SOURCE DATA:
###
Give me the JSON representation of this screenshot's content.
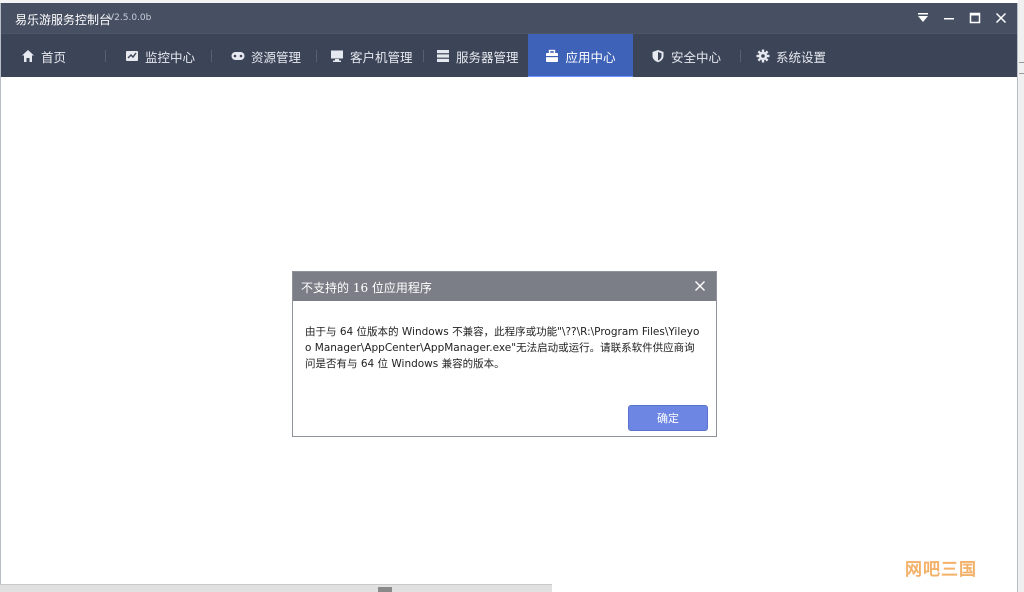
{
  "app": {
    "title": "易乐游服务控制台",
    "version": "V2.5.0.0b"
  },
  "window_controls": [
    {
      "name": "dropdown-icon"
    },
    {
      "name": "minimize-icon"
    },
    {
      "name": "maximize-icon"
    },
    {
      "name": "close-icon"
    }
  ],
  "nav": {
    "items": [
      {
        "label": "首页",
        "icon": "home-icon"
      },
      {
        "label": "监控中心",
        "icon": "monitor-chart-icon"
      },
      {
        "label": "资源管理",
        "icon": "gamepad-icon"
      },
      {
        "label": "客户机管理",
        "icon": "desktop-icon"
      },
      {
        "label": "服务器管理",
        "icon": "server-icon"
      },
      {
        "label": "应用中心",
        "icon": "app-box-icon",
        "active": true
      },
      {
        "label": "安全中心",
        "icon": "shield-icon"
      },
      {
        "label": "系统设置",
        "icon": "gear-icon"
      }
    ]
  },
  "dialog": {
    "title": "不支持的 16 位应用程序",
    "message": "由于与 64 位版本的 Windows 不兼容，此程序或功能\"\\??\\R:\\Program Files\\Yileyoo Manager\\AppCenter\\AppManager.exe\"无法启动或运行。请联系软件供应商询问是否有与 64 位 Windows 兼容的版本。",
    "ok_label": "确定"
  },
  "watermark": "网吧三国",
  "colors": {
    "titlebar": "#474f63",
    "navbar": "#3c4457",
    "nav_active": "#3e62b8",
    "button": "#6d86e4"
  }
}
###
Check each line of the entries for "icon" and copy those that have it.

ANSWER BOX:
      "name": "dropdown-icon"
      "name": "minimize-icon"
      "name": "maximize-icon"
      "name": "close-icon"
        "icon": "home-icon"
        "icon": "monitor-chart-icon"
        "icon": "gamepad-icon"
        "icon": "desktop-icon"
        "icon": "server-icon"
        "icon": "app-box-icon",
        "icon": "shield-icon"
        "icon": "gear-icon"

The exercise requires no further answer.